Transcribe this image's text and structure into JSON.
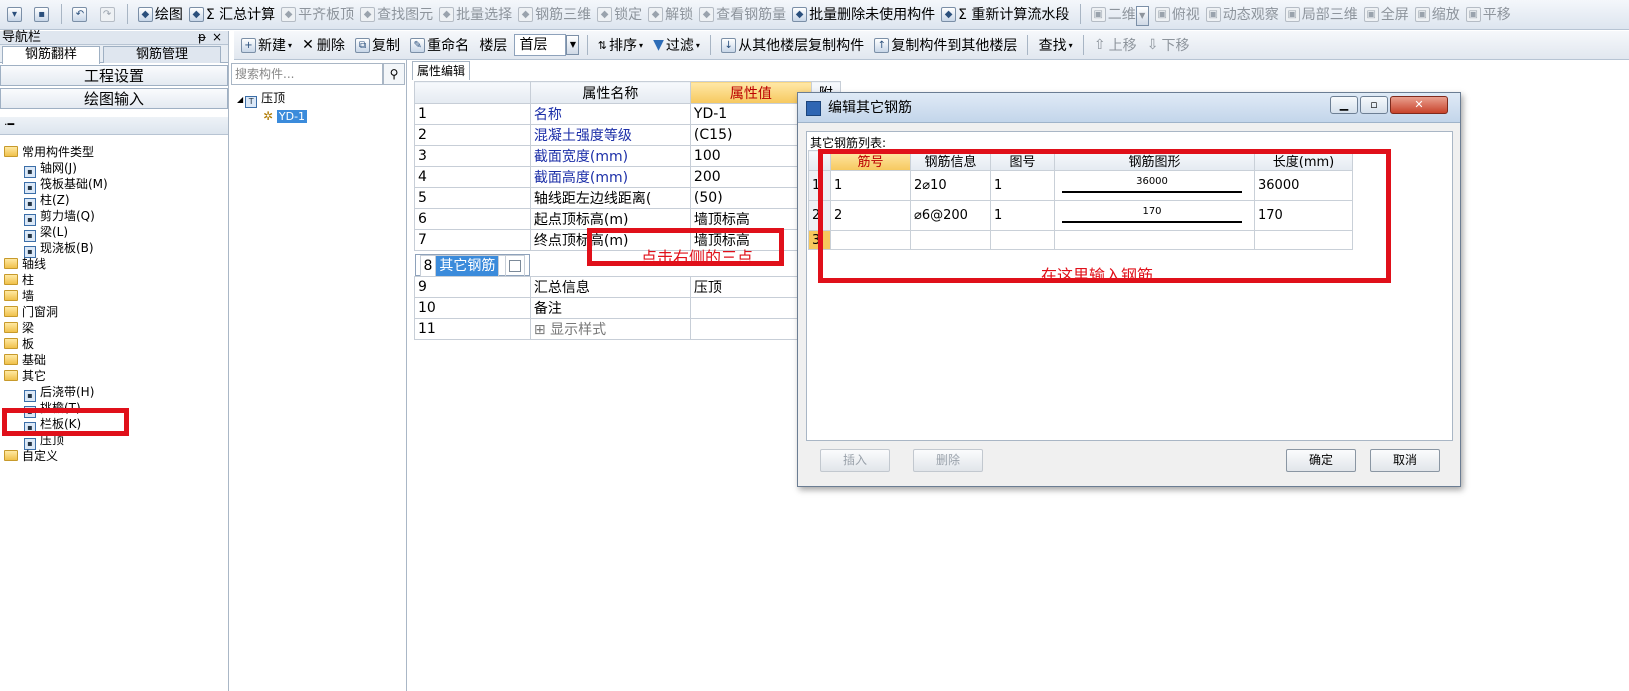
{
  "toolbar": {
    "items": [
      {
        "label": "绘图",
        "icon": "draw-icon",
        "disabled": false
      },
      {
        "label": "Σ 汇总计算",
        "icon": "sum-icon",
        "disabled": false
      },
      {
        "label": "平齐板顶",
        "icon": "align-icon",
        "disabled": true
      },
      {
        "label": "查找图元",
        "icon": "find-icon",
        "disabled": true
      },
      {
        "label": "批量选择",
        "icon": "batch-select-icon",
        "disabled": true
      },
      {
        "label": "钢筋三维",
        "icon": "rebar-3d-icon",
        "disabled": true
      },
      {
        "label": "锁定",
        "icon": "lock-icon",
        "disabled": true
      },
      {
        "label": "解锁",
        "icon": "unlock-icon",
        "disabled": true
      },
      {
        "label": "查看钢筋量",
        "icon": "view-icon",
        "disabled": true
      },
      {
        "label": "批量删除未使用构件",
        "icon": "batch-delete-icon",
        "disabled": false
      },
      {
        "label": "Σ 重新计算流水段",
        "icon": "recalc-icon",
        "disabled": false
      }
    ],
    "view_items": [
      {
        "label": "二维",
        "disabled": true
      },
      {
        "label": "俯视",
        "disabled": true
      },
      {
        "label": "动态观察",
        "disabled": true
      },
      {
        "label": "局部三维",
        "disabled": true
      },
      {
        "label": "全屏",
        "disabled": true
      },
      {
        "label": "缩放",
        "disabled": true
      },
      {
        "label": "平移",
        "disabled": true
      }
    ]
  },
  "subtoolbar": {
    "new": "新建",
    "delete": "删除",
    "copy": "复制",
    "rename": "重命名",
    "floor_label": "楼层",
    "floor_value": "首层",
    "sort": "排序",
    "filter": "过滤",
    "copy_from": "从其他楼层复制构件",
    "copy_to": "复制构件到其他楼层",
    "find": "查找",
    "move_up": "上移",
    "move_down": "下移"
  },
  "nav": {
    "title": "导航栏",
    "pin": "ᵽ",
    "close": "×",
    "tabs": [
      "钢筋翻样",
      "钢筋管理"
    ],
    "buttons": [
      "工程设置",
      "绘图输入"
    ],
    "tree": [
      {
        "label": "常用构件类型",
        "level": 0,
        "type": "folder"
      },
      {
        "label": "轴网(J)",
        "level": 1,
        "type": "item",
        "icon": "grid-icon"
      },
      {
        "label": "筏板基础(M)",
        "level": 1,
        "type": "item",
        "icon": "raft-icon"
      },
      {
        "label": "柱(Z)",
        "level": 1,
        "type": "item",
        "icon": "column-icon"
      },
      {
        "label": "剪力墙(Q)",
        "level": 1,
        "type": "item",
        "icon": "wall-icon"
      },
      {
        "label": "梁(L)",
        "level": 1,
        "type": "item",
        "icon": "beam-icon"
      },
      {
        "label": "现浇板(B)",
        "level": 1,
        "type": "item",
        "icon": "slab-icon"
      },
      {
        "label": "轴线",
        "level": 0,
        "type": "folder"
      },
      {
        "label": "柱",
        "level": 0,
        "type": "folder"
      },
      {
        "label": "墙",
        "level": 0,
        "type": "folder"
      },
      {
        "label": "门窗洞",
        "level": 0,
        "type": "folder"
      },
      {
        "label": "梁",
        "level": 0,
        "type": "folder"
      },
      {
        "label": "板",
        "level": 0,
        "type": "folder"
      },
      {
        "label": "基础",
        "level": 0,
        "type": "folder"
      },
      {
        "label": "其它",
        "level": 0,
        "type": "folder"
      },
      {
        "label": "后浇带(H)",
        "level": 1,
        "type": "item",
        "icon": "post-cast-icon"
      },
      {
        "label": "挑檐(T)",
        "level": 1,
        "type": "item",
        "icon": "eave-icon"
      },
      {
        "label": "栏板(K)",
        "level": 1,
        "type": "item",
        "icon": "parapet-icon"
      },
      {
        "label": "压顶",
        "level": 1,
        "type": "item",
        "icon": "coping-icon"
      },
      {
        "label": "自定义",
        "level": 0,
        "type": "folder"
      }
    ]
  },
  "component_list": {
    "search_placeholder": "搜索构件...",
    "root": "压顶",
    "child": "YD-1"
  },
  "properties": {
    "tab_label": "属性编辑",
    "headers": [
      "属性名称",
      "属性值",
      "附"
    ],
    "rows": [
      {
        "n": "1",
        "name": "名称",
        "value": "YD-1",
        "style": "blue",
        "check": false
      },
      {
        "n": "2",
        "name": "混凝土强度等级",
        "value": "(C15)",
        "style": "blue",
        "check": true
      },
      {
        "n": "3",
        "name": "截面宽度(mm)",
        "value": "100",
        "style": "blue",
        "check": true
      },
      {
        "n": "4",
        "name": "截面高度(mm)",
        "value": "200",
        "style": "blue",
        "check": true
      },
      {
        "n": "5",
        "name": "轴线距左边线距离(",
        "value": "(50)",
        "style": "normal",
        "check": true
      },
      {
        "n": "6",
        "name": "起点顶标高(m)",
        "value": "墙顶标高",
        "style": "normal",
        "check": true
      },
      {
        "n": "7",
        "name": "终点顶标高(m)",
        "value": "墙顶标高",
        "style": "normal",
        "check": true
      },
      {
        "n": "8",
        "name": "其它钢筋",
        "value": "",
        "style": "selected",
        "check": true
      },
      {
        "n": "9",
        "name": "汇总信息",
        "value": "压顶",
        "style": "normal",
        "check": true
      },
      {
        "n": "10",
        "name": "备注",
        "value": "",
        "style": "normal",
        "check": true
      },
      {
        "n": "11",
        "name": "显示样式",
        "value": "",
        "style": "gray",
        "check": false
      }
    ]
  },
  "annotations": {
    "click_hint": "点击右侧的三点",
    "input_hint": "在这里输入钢筋"
  },
  "dialog": {
    "title": "编辑其它钢筋",
    "list_label": "其它钢筋列表:",
    "headers": [
      "筋号",
      "钢筋信息",
      "图号",
      "钢筋图形",
      "长度(mm)"
    ],
    "rows": [
      {
        "rn": "1",
        "no": "1",
        "info": "2⌀10",
        "fig": "1",
        "shape": "36000",
        "length": "36000"
      },
      {
        "rn": "2",
        "no": "2",
        "info": "⌀6@200",
        "fig": "1",
        "shape": "170",
        "length": "170"
      },
      {
        "rn": "3",
        "no": "",
        "info": "",
        "fig": "",
        "shape": "",
        "length": ""
      }
    ],
    "buttons": {
      "insert": "插入",
      "delete": "删除",
      "ok": "确定",
      "cancel": "取消"
    }
  }
}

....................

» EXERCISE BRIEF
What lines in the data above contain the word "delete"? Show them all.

» TASK ANSWER
        "icon": "batch-delete-icon",
    "delete": "删除",
      "delete": "删除",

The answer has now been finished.